Ms Gibb: One of the interesting aspects of APEC, if one wanted to look at it that way, is what happens when governments are required to be more transparent with things such as tariffs and non-tariff barriers. What it really comes down to is corruption. For example, if the Philippines reduced its tariffs to zero, where would they get the money to support their government and their infrastructure? You must then tax, which raises some interesting questions, such as why the taxation system is not equitable to begin with. Most organizations, corporations and the big families in the Philippines have been able to sidestep that very well, usually through less than above-board measures. Perhaps insistence on a rules-based mechanism in APEC would be one way to approach that.

I know Canada, through its aid program, has been trying hard to chip away at this question of an independent judiciary in China, but it is very much a chipping-away process of simply training and winning people over. It is an extremely complex issue. It might be simpler to convince people to agree on some very basic rules, as is being done now with multilateral trade organizations.

Senator Stollery: Clearly, with the withdrawal of the British from Hong Kong, the great fear is that there will be no independent judiciary. That is really the issue. They will lose their rights, guaranteed by a judge.

Senator De Bané: If each of you had to choose one recommendation, what would you choose as the most important recommendation for this committee to put forward?

Ms O'Neil: One recommendation would be that APEC find the appropriate mechanism for formally recognizing the views of non-government organizations on issues that are on the APEC agenda, that there be a way of formalizing APEC's relationship with non-governmental fora. Just as they listen to ABAC, the business forum, they also should listen to a forum that is focusing on the sustainable development aspects of their mandate, not just the narrower trade and investment part of their mandate.

Ms Plewes: I agree with what Maureen has suggested, and I would add that Canada should put that into practice in consultations with Canadian civil society organizations and during the summit process.

Ms Gibb: I agree with both Maureen and Betty. Canada should build on steps that have already been taken to open the door in a formal way to a wider range of voices in, thereby setting a precedent which can be continued by future governments. My second would be that our political leaders maintain the visibility and support for the broader agenda that APEC has set out for itself. Too often the media and some of the stronger members insist that APEC's only agenda is trade liberalization but, as I have tried to point out, the agenda is broader than that, and our political leadership should not be intimidated in supporting the broader mandate.
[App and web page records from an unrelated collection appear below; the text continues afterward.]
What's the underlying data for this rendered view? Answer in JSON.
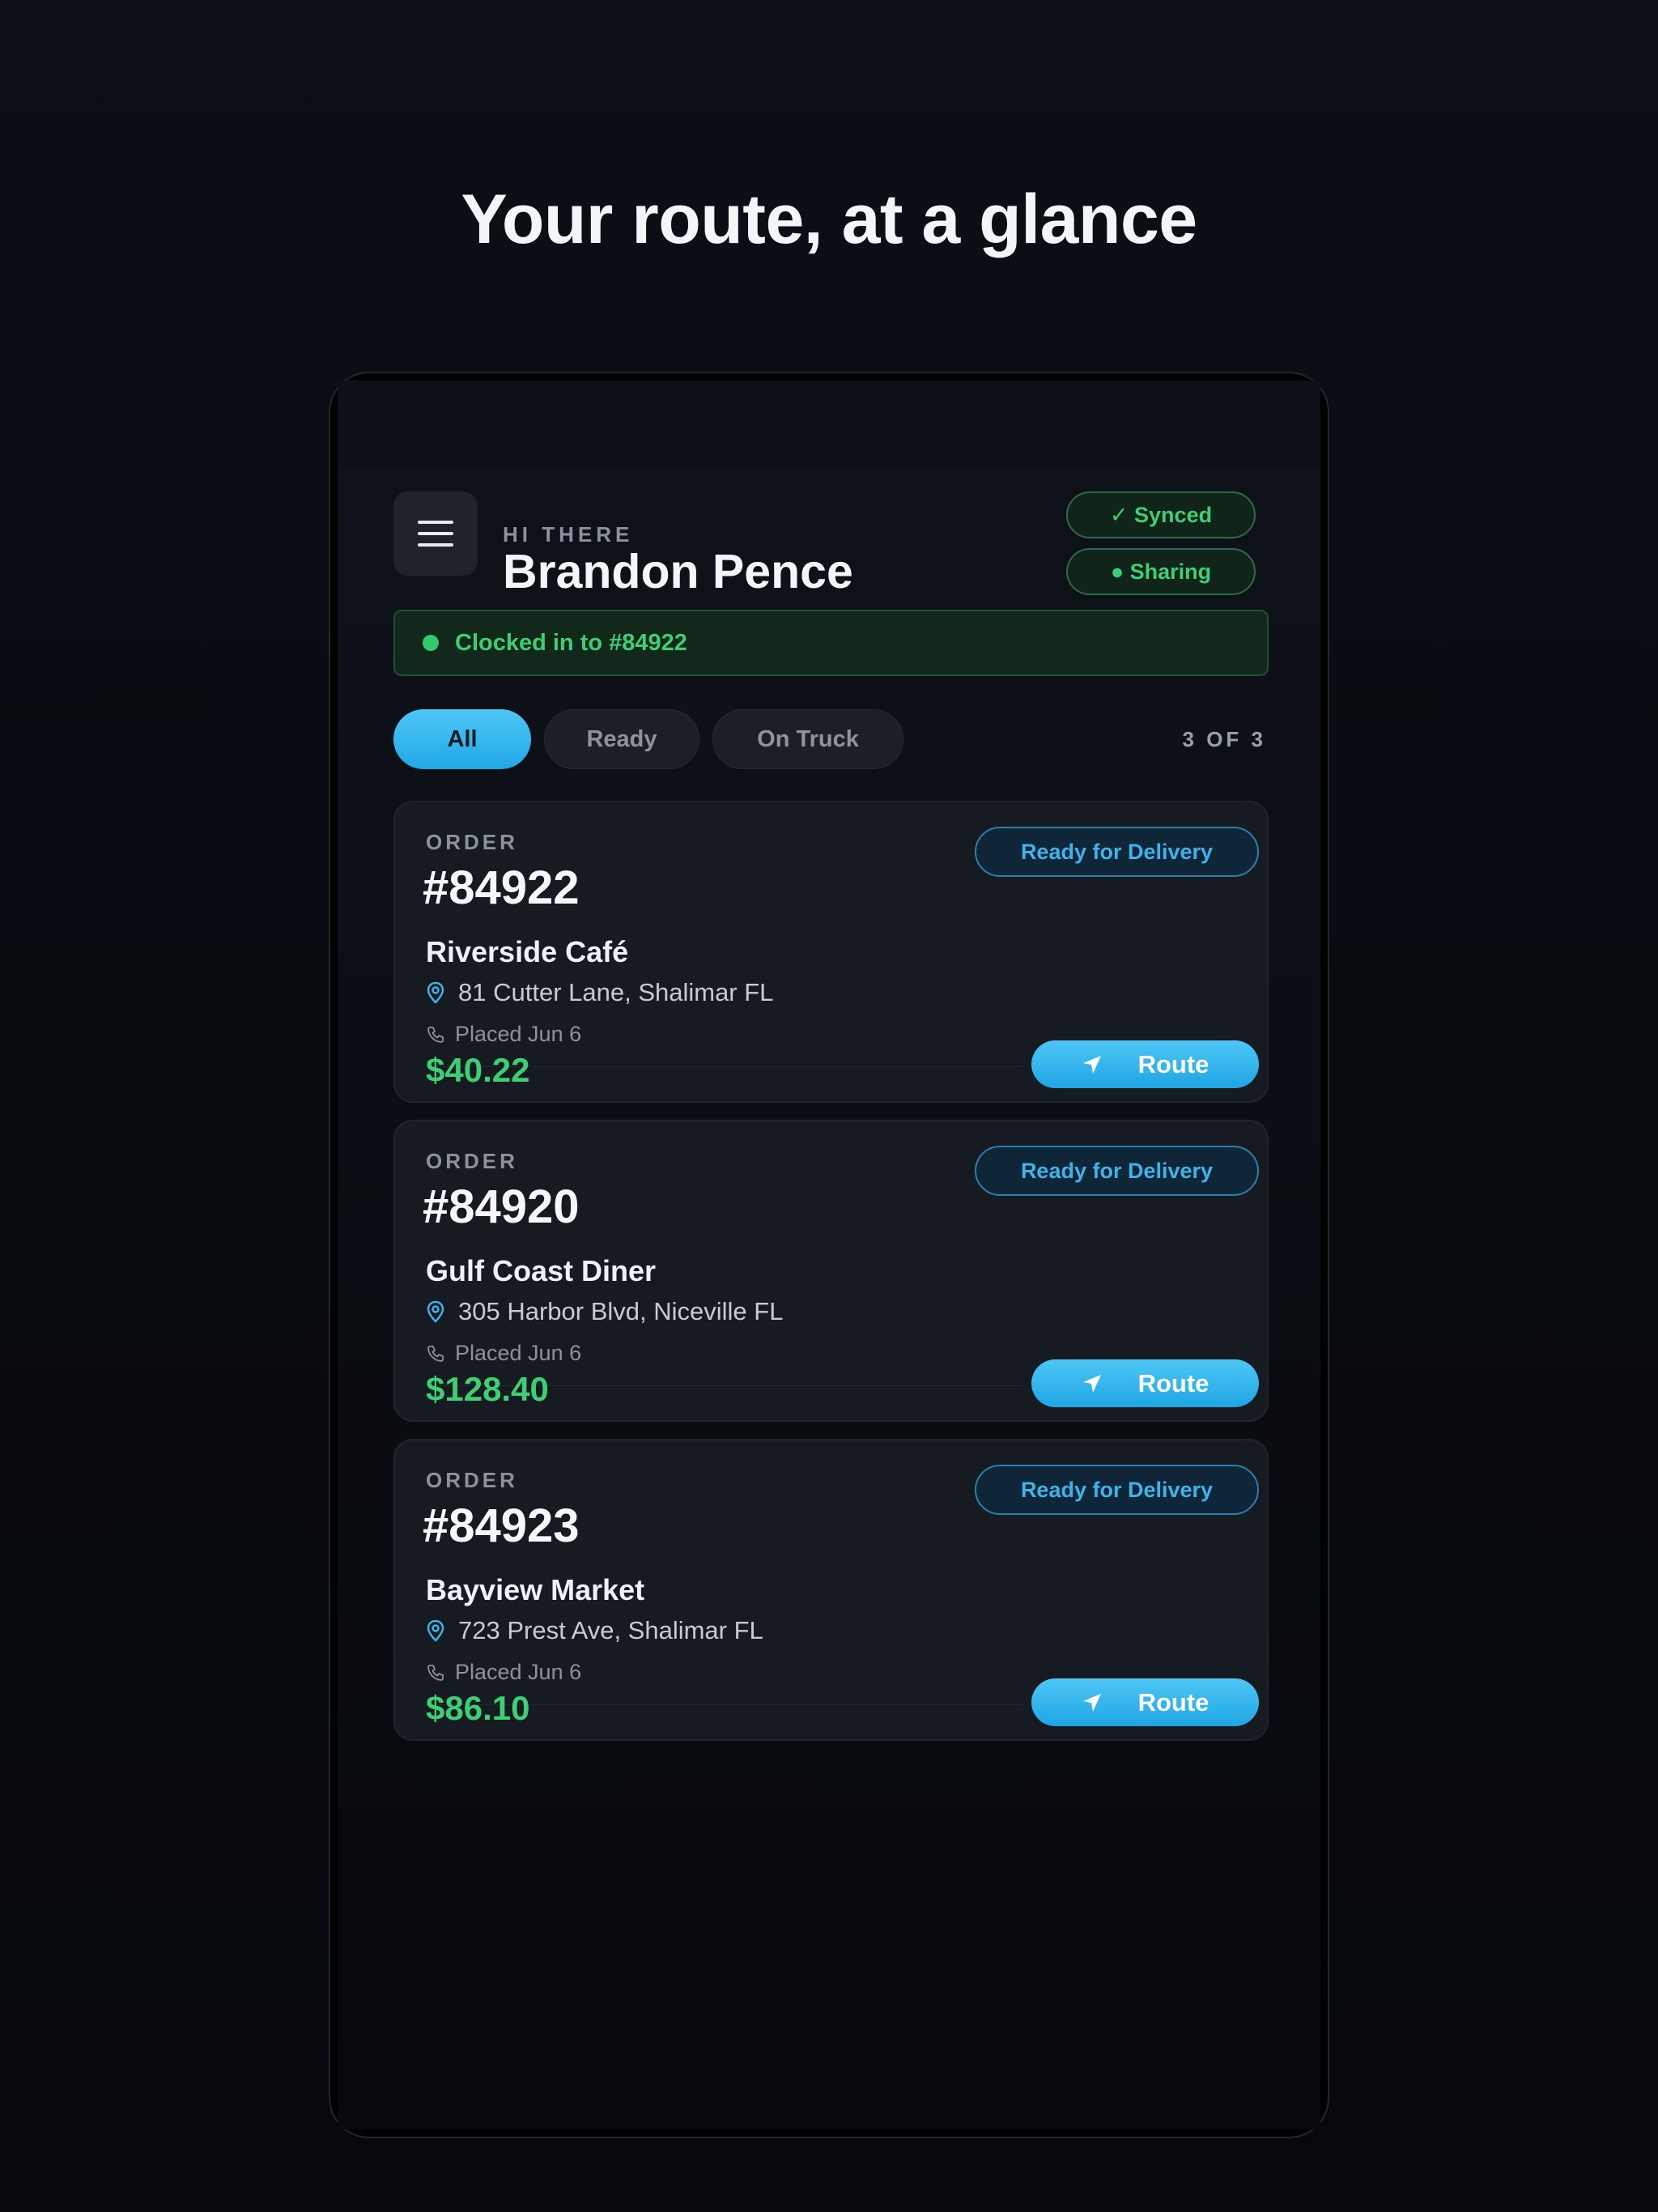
{
  "headline": "Your route, at a glance",
  "header": {
    "greeting": "HI THERE",
    "user_name": "Brandon Pence",
    "sync_pill": "✓ Synced",
    "sharing_pill": "● Sharing"
  },
  "clock_banner": {
    "text": "Clocked in to #84922"
  },
  "filters": {
    "tabs": [
      {
        "label": "All",
        "active": true
      },
      {
        "label": "Ready",
        "active": false
      },
      {
        "label": "On Truck",
        "active": false
      }
    ],
    "count": "3 OF 3"
  },
  "orders": [
    {
      "label": "ORDER",
      "number": "#84922",
      "status": "Ready for Delivery",
      "customer": "Riverside Café",
      "address": "81 Cutter Lane, Shalimar FL",
      "placed": "Placed Jun 6",
      "total": "$40.22",
      "action": "Route"
    },
    {
      "label": "ORDER",
      "number": "#84920",
      "status": "Ready for Delivery",
      "customer": "Gulf Coast Diner",
      "address": "305 Harbor Blvd, Niceville FL",
      "placed": "Placed Jun 6",
      "total": "$128.40",
      "action": "Route"
    },
    {
      "label": "ORDER",
      "number": "#84923",
      "status": "Ready for Delivery",
      "customer": "Bayview Market",
      "address": "723 Prest Ave, Shalimar FL",
      "placed": "Placed Jun 6",
      "total": "$86.10",
      "action": "Route"
    }
  ],
  "colors": {
    "accent": "#29aee8",
    "success": "#3ccf74",
    "background": "#0b0f16",
    "card": "#161a21"
  },
  "icons": {
    "menu": "hamburger-menu-icon",
    "location": "map-pin-icon",
    "phone": "phone-icon",
    "navigate": "navigation-arrow-icon"
  }
}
The Chairman: Senator De Bané, you have asked the appropriate question to conclude our discussion.

The committee adjourned.